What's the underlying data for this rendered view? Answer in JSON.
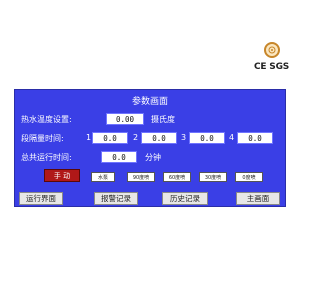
{
  "panel": {
    "title": "参数画面",
    "water_temp": {
      "label": "热水温度设置:",
      "value": "0.00",
      "unit": "摄氏度"
    },
    "segment_time": {
      "label": "段隔量时间:",
      "segments": [
        {
          "index": "1",
          "value": "0.0"
        },
        {
          "index": "2",
          "value": "0.0"
        },
        {
          "index": "3",
          "value": "0.0"
        },
        {
          "index": "4",
          "value": "0.0"
        }
      ]
    },
    "total_time": {
      "label": "总共运行时间:",
      "value": "0.0",
      "unit": "分钟"
    },
    "manual_button": "手  动",
    "mode_buttons": [
      "水泵",
      "90度喷",
      "60度喷",
      "30度喷",
      "0度喷"
    ]
  },
  "nav": [
    "运行界面",
    "报警记录",
    "历史记录",
    "主画面"
  ],
  "cert": {
    "text": "CE SGS",
    "icon": "certification-seal-icon"
  },
  "colors": {
    "panel": "#3a3fe6",
    "manual": "#b01818",
    "nav": "#e7e7e7"
  }
}
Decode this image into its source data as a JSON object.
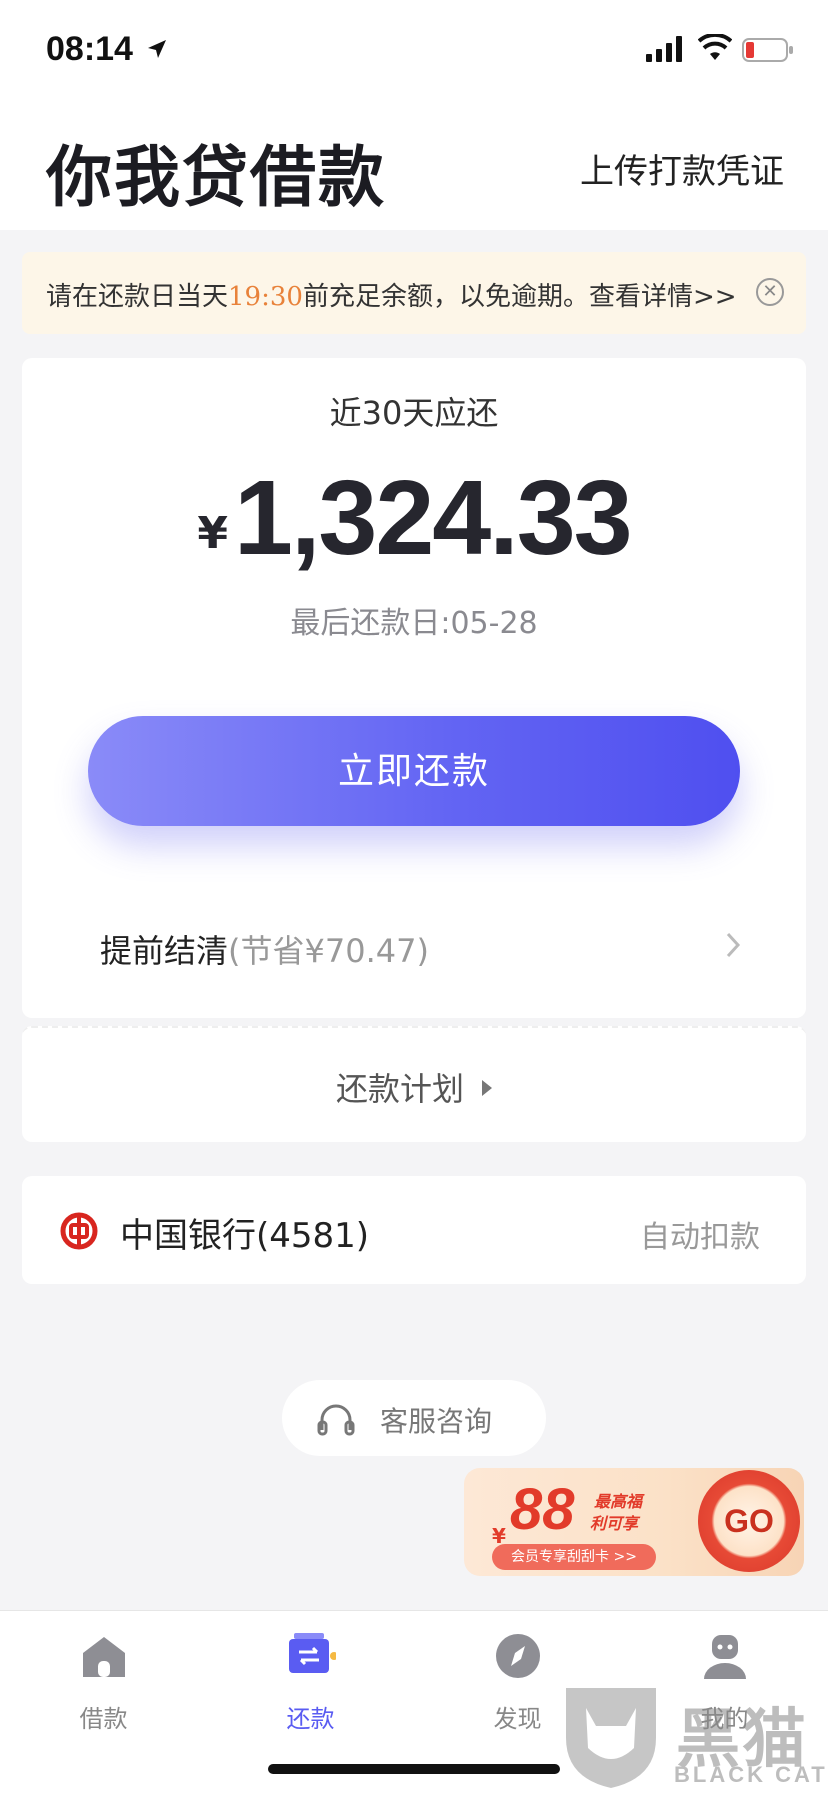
{
  "status_bar": {
    "time": "08:14"
  },
  "header": {
    "title": "你我贷借款",
    "upload_link": "上传打款凭证"
  },
  "notice": {
    "text_before": "请在还款日当天",
    "time": "19:30",
    "text_after": "前充足余额，以免逾期。查看详情>>",
    "close_symbol": "✕"
  },
  "repayment": {
    "due_label": "近30天应还",
    "currency": "¥",
    "amount": "1,324.33",
    "last_date": "最后还款日:05-28",
    "repay_button": "立即还款",
    "early_label": "提前结清",
    "early_saving": "(节省¥70.47)"
  },
  "plan": {
    "label": "还款计划"
  },
  "bank": {
    "name": "中国银行(4581)",
    "auto_label": "自动扣款",
    "logo_color": "#d8261f"
  },
  "service": {
    "label": "客服咨询"
  },
  "promo": {
    "yen": "¥",
    "number": "88",
    "line1": "最高福",
    "line2": "利可享",
    "pill": "会员专享刮刮卡 >>",
    "go": "GO"
  },
  "tabs": [
    {
      "label": "借款",
      "icon": "house-icon",
      "active": false
    },
    {
      "label": "还款",
      "icon": "repay-card-icon",
      "active": true
    },
    {
      "label": "发现",
      "icon": "compass-icon",
      "active": false
    },
    {
      "label": "我的",
      "icon": "person-icon",
      "active": false
    }
  ],
  "watermark": {
    "text": "黑猫",
    "sub": "BLACK CAT"
  },
  "colors": {
    "accent": "#5a5cf2",
    "notice_bg": "#fdf6e8",
    "notice_time": "#e8823a"
  }
}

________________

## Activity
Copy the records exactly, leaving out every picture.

## Finished task
What's the underlying data for this rendered view? Answer in JSON.
{
  "panel": {
    "title": "参数画面",
    "water_temp": {
      "label": "热水温度设置:",
      "value": "0.00",
      "unit": "摄氏度"
    },
    "segment_time": {
      "label": "段隔量时间:",
      "segments": [
        {
          "index": "1",
          "value": "0.0"
        },
        {
          "index": "2",
          "value": "0.0"
        },
        {
          "index": "3",
          "value": "0.0"
        },
        {
          "index": "4",
          "value": "0.0"
        }
      ]
    },
    "total_time": {
      "label": "总共运行时间:",
      "value": "0.0",
      "unit": "分钟"
    },
    "manual_button": "手  动",
    "mode_buttons": [
      "水泵",
      "90度喷",
      "60度喷",
      "30度喷",
      "0度喷"
    ]
  },
  "nav": [
    "运行界面",
    "报警记录",
    "历史记录",
    "主画面"
  ],
  "cert": {
    "text": "CE SGS",
    "icon": "certification-seal-icon"
  },
  "colors": {
    "panel": "#3a3fe6",
    "manual": "#b01818",
    "nav": "#e7e7e7"
  }
}
Decode this image into its source data as a JSON object.
{
  "status_bar": {
    "time": "08:14"
  },
  "header": {
    "title": "你我贷借款",
    "upload_link": "上传打款凭证"
  },
  "notice": {
    "text_before": "请在还款日当天",
    "time": "19:30",
    "text_after": "前充足余额，以免逾期。查看详情>>",
    "close_symbol": "✕"
  },
  "repayment": {
    "due_label": "近30天应还",
    "currency": "¥",
    "amount": "1,324.33",
    "last_date": "最后还款日:05-28",
    "repay_button": "立即还款",
    "early_label": "提前结清",
    "early_saving": "(节省¥70.47)"
  },
  "plan": {
    "label": "还款计划"
  },
  "bank": {
    "name": "中国银行(4581)",
    "auto_label": "自动扣款",
    "logo_color": "#d8261f"
  },
  "service": {
    "label": "客服咨询"
  },
  "promo": {
    "yen": "¥",
    "number": "88",
    "line1": "最高福",
    "line2": "利可享",
    "pill": "会员专享刮刮卡 >>",
    "go": "GO"
  },
  "tabs": [
    {
      "label": "借款",
      "icon": "house-icon",
      "active": false
    },
    {
      "label": "还款",
      "icon": "repay-card-icon",
      "active": true
    },
    {
      "label": "发现",
      "icon": "compass-icon",
      "active": false
    },
    {
      "label": "我的",
      "icon": "person-icon",
      "active": false
    }
  ],
  "watermark": {
    "text": "黑猫",
    "sub": "BLACK CAT"
  },
  "colors": {
    "accent": "#5a5cf2",
    "notice_bg": "#fdf6e8",
    "notice_time": "#e8823a"
  }
}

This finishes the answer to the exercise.